• [Task to carry out]:
Copy out all lines in the data below containing the string "alvéolos".
+++ Data
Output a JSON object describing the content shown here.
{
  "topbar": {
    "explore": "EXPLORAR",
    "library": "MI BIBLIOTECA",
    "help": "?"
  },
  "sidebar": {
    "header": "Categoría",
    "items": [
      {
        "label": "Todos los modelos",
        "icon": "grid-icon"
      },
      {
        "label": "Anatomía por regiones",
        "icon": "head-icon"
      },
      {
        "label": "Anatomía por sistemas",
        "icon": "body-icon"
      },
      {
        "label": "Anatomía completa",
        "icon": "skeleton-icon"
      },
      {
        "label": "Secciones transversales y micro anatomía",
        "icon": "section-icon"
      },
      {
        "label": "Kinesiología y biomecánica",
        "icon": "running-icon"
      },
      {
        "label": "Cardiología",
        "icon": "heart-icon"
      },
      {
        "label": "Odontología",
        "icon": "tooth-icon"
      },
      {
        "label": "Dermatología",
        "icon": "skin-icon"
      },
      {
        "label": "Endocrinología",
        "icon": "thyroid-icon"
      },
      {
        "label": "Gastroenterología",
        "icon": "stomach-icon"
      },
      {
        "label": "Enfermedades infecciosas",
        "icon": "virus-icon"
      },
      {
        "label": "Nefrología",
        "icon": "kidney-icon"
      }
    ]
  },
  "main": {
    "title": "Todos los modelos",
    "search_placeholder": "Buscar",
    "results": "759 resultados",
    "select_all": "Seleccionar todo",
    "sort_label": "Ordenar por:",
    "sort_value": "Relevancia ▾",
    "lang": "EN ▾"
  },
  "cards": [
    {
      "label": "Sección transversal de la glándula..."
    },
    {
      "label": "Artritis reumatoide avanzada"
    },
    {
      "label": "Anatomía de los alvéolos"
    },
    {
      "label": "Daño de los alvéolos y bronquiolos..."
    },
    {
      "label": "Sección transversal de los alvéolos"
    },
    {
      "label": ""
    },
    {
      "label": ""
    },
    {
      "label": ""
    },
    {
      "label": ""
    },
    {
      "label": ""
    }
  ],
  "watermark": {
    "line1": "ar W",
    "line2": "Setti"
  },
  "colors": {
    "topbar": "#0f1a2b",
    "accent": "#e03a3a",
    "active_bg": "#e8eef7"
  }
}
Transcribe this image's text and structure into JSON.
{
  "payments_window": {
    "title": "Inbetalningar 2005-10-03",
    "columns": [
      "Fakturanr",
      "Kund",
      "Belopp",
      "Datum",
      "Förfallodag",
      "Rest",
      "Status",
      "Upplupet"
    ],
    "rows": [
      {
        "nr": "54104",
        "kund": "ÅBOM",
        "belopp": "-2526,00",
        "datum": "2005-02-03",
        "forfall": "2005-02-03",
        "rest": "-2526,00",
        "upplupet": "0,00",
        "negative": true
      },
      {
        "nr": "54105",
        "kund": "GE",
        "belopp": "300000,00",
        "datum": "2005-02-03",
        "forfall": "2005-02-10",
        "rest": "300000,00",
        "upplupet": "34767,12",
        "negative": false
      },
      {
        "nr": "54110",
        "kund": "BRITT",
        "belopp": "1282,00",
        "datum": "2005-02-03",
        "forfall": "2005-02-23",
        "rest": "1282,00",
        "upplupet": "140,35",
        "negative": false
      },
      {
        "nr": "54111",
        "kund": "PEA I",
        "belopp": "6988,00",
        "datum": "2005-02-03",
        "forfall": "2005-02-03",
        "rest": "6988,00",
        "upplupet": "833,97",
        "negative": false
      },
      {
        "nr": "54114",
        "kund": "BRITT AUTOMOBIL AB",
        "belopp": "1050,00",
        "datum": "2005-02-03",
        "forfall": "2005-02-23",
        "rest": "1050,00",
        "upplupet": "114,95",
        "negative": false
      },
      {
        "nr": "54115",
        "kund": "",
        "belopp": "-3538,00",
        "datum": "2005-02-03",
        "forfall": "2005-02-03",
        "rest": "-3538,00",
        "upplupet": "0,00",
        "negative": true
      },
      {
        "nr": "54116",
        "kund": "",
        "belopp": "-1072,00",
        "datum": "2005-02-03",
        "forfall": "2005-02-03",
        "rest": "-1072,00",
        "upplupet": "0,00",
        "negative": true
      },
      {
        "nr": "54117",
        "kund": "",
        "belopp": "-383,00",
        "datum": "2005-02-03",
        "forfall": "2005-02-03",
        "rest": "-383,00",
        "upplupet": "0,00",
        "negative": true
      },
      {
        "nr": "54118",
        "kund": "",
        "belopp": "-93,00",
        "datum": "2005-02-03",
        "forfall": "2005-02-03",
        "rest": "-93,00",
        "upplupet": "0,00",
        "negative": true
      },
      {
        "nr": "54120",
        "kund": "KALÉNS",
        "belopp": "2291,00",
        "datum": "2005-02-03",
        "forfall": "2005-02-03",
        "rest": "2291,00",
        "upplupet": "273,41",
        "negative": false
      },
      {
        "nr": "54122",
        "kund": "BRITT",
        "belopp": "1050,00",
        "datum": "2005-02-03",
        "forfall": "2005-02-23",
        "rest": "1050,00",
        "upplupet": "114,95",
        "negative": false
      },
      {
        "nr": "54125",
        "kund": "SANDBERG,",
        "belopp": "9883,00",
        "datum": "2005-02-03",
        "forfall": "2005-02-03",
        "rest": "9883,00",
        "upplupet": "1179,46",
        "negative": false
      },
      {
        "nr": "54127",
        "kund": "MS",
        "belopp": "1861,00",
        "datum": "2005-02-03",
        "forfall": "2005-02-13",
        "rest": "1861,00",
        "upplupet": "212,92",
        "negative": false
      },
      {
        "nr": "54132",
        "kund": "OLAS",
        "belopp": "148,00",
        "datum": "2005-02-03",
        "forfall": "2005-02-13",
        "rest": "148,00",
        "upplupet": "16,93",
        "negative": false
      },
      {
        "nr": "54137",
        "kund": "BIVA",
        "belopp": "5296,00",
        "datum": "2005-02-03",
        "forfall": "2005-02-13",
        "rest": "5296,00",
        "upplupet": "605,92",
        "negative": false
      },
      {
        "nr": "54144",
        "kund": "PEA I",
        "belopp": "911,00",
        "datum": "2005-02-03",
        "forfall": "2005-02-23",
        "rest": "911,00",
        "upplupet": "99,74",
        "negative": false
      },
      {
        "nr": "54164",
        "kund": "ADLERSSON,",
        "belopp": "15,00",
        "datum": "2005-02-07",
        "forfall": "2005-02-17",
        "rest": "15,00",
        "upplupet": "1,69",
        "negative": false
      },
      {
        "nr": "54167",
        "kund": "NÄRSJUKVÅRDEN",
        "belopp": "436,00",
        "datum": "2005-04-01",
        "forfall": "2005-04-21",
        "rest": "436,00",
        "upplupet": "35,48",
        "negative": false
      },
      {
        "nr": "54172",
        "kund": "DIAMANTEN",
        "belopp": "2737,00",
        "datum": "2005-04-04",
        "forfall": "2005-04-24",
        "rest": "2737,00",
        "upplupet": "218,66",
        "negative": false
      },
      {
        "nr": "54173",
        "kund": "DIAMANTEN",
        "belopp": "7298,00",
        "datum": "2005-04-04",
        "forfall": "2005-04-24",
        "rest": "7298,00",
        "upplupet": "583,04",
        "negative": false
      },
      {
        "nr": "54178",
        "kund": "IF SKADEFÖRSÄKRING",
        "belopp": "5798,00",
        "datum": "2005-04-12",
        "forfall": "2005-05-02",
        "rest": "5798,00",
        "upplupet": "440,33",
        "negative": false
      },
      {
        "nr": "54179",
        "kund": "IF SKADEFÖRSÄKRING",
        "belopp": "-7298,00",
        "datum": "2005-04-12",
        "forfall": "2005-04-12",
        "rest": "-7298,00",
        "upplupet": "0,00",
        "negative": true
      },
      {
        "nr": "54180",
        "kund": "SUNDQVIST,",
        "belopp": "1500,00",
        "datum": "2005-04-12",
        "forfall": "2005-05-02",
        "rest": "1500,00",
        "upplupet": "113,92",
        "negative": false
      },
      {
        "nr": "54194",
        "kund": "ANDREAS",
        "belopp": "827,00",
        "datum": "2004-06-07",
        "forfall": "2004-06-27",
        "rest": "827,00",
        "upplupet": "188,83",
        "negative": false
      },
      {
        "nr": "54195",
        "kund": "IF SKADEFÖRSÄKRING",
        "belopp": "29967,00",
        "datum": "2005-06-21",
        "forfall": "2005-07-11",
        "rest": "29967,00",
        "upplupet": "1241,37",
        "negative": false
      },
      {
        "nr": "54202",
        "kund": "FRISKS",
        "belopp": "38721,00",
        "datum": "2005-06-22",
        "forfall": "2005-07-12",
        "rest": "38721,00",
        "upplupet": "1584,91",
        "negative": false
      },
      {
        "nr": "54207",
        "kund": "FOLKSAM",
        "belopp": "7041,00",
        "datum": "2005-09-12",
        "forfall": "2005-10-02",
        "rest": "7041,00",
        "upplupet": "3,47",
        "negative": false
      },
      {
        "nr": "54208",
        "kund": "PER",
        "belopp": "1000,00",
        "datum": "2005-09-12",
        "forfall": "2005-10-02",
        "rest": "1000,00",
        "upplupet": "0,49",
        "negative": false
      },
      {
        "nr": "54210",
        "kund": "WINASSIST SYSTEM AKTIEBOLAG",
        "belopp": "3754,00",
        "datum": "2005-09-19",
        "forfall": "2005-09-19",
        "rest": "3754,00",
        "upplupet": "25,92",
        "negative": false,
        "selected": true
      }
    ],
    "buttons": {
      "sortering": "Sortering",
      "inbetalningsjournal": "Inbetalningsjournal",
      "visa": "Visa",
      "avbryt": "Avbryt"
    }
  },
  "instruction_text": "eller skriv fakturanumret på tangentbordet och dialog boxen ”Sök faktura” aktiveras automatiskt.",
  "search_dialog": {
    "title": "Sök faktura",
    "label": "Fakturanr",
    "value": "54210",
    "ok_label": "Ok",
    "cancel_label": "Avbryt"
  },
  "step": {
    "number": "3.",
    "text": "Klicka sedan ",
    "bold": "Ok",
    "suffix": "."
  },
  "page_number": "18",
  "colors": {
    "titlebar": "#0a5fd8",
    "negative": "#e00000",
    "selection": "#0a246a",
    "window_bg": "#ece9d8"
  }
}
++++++
• [Solution to the exercise]:
      "label": "Anatomía de los alvéolos"
      "label": "Daño de los alvéolos y bronquiolos..."
      "label": "Sección transversal de los alvéolos"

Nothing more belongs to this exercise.